• [Provided entries]:

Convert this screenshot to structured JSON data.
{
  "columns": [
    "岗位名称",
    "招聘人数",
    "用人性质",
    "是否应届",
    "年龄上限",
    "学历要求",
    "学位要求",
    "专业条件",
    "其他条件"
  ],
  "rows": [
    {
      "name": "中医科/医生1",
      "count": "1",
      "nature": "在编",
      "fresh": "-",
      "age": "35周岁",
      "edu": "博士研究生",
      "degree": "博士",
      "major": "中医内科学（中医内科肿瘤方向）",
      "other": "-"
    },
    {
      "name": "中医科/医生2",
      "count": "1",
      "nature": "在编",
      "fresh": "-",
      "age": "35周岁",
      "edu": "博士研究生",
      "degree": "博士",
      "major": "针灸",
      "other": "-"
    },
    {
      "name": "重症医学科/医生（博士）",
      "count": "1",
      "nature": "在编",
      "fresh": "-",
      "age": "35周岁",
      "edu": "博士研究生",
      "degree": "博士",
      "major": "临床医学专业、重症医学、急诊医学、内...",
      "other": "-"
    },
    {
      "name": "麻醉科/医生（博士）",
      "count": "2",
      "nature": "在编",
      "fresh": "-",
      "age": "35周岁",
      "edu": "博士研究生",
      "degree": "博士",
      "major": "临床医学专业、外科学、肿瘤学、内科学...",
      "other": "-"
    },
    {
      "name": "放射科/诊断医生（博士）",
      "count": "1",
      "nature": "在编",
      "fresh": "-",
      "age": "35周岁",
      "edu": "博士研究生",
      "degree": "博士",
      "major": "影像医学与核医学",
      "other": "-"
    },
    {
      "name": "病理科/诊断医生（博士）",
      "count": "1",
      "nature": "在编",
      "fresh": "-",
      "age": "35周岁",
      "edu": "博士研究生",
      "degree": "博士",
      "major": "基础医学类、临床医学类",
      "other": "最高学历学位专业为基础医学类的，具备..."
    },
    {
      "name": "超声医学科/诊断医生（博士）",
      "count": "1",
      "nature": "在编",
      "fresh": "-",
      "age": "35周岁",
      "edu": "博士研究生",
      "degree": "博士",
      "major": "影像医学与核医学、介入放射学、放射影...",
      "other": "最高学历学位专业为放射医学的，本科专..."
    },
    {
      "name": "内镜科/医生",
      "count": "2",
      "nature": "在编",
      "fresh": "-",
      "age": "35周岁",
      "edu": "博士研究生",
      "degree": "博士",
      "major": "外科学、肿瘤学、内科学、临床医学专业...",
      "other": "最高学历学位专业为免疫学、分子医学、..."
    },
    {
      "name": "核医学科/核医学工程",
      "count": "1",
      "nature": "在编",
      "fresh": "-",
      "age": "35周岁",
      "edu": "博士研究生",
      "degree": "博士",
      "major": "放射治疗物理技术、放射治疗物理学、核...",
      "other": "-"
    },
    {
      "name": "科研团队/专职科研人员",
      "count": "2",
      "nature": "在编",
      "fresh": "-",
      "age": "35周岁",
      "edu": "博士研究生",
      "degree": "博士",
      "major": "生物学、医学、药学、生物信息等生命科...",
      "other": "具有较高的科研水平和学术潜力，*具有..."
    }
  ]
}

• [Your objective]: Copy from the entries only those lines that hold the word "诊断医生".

• [Result below]:
      "name": "放射科/诊断医生（博士）",
      "name": "病理科/诊断医生（博士）",
      "name": "超声医学科/诊断医生（博士）",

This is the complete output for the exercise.